The system, called the OptiScanner 5000, is designed to provide continuous plasma glucose data for patients in the surgical intensive care unit (SICU). As many as 60% of ICU patients suffer from stress-induced hyperglycemia, a temporary spike in blood glucose levels, while a smaller percentage come into the ICU with pre-existing diabetes, said Patrick Nugent, OptiScan’s chief financial officer.
The OptiScanner takes measurements from a “microsample” of blood and separates out the plasma to be analyzed in an infrared spectrometer. It then displays a blood glucose reading on its screen, providing a new measurement every 15 minutes.
Automating the process also cuts down on the handling errors that may arise when manually drawing and testing a patient’s blood for glucose. As part of its commercialization drive, Hayward, California-based OptiScan has a number of post-market studies around continuous glucose monitoring in the ICU that are due to conclude over the next several months.
“We got FDA clearance toward the end of 2017, so for the past little over a year, we’ve been commercializing it in a select number of accounts in the U.S. and Europe. We’ve been selecting those sites as well as initiating some studies in those accounts to help us get proof points on utilization and efficiency around using the OptiScanner,” said OptiScan CEO Cary Vance. “Over the course of the coming several months, we will continue that track in 2019 and ramp up commercialization more broadly in 2020.”

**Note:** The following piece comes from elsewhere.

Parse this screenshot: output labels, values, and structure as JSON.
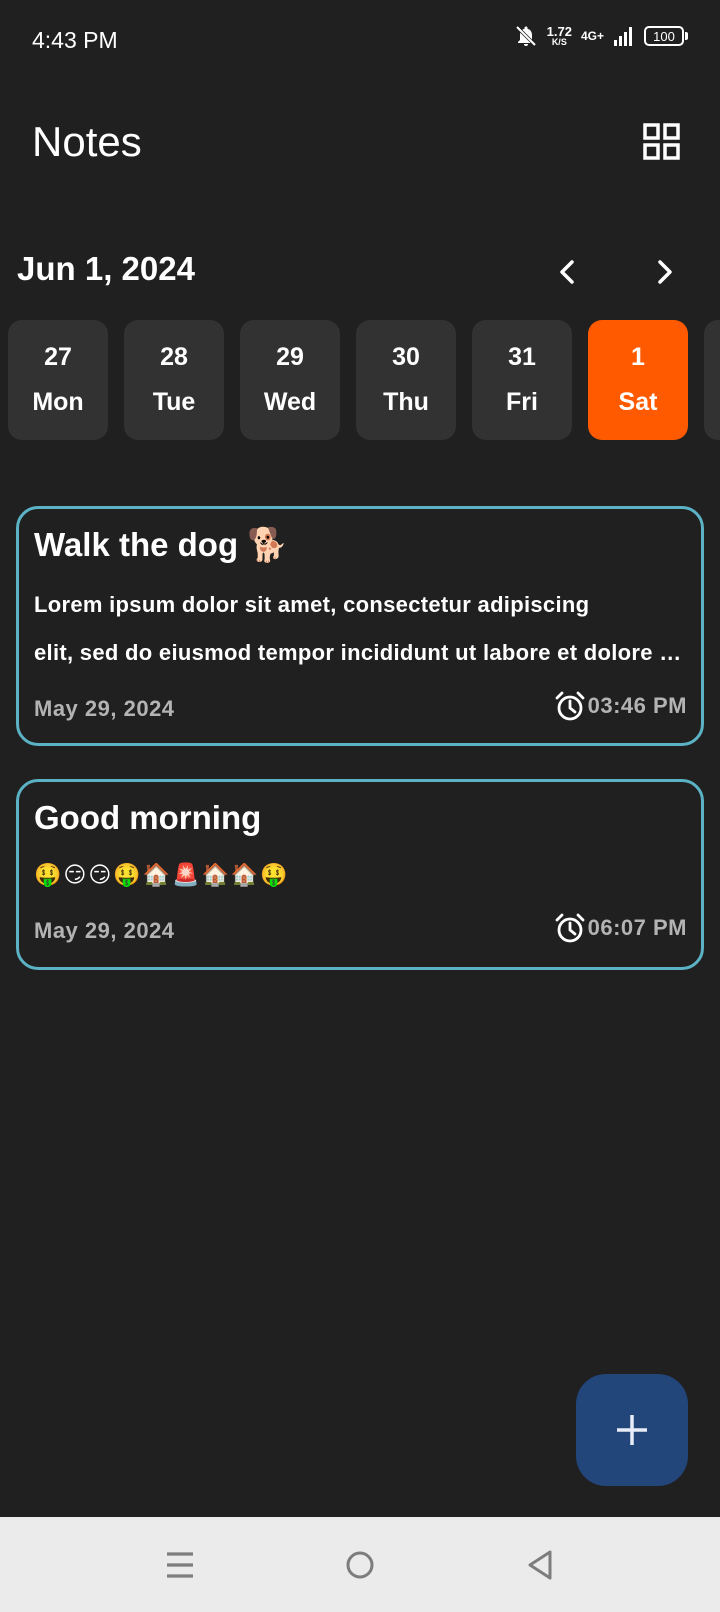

The financing will also bankroll the expansion of OptiScan’s platform into other analytes, including lactate—which serves as a marker for mortality in patients with, or at risk of sepsis—and Scv02, a measure of oxygen saturation important in cardiac patients in the ICU. Its follow-up device, the OptiScanner 6000, has a CE mark for the continuous monitoring of blood glucose and lactate in a single blood sample and has been submitted for FDA review.
OptiScan hopes its device will become the first FDA-approved system for automated lactate monitoring. It presented data from a 200-patient U.S. trial this week at the International Symposium on Intensive Care and Emergency Medicine in Brussels showing a correlation between lactate levels and mortality in critically ill patients. As with near-continuous glucose monitoring, tracking ICU patients’ lactate levels every 15 minutes provides doctors more opportunities to detect early signs of sepsis and intervene. It also helps doctors figure out if the intervention they carried out worked, or if they need to try something else.
“There are four to five different things doctors can do to get a sepsis patient over the infection, such as antibiotics and resuscitation,” Nugent said. Compared to the current lactate testing frequency of every 12 hours, or a couple of times a day, the OptiScanner device would act as an “earlier alarm system” of a problem with the patient, he said.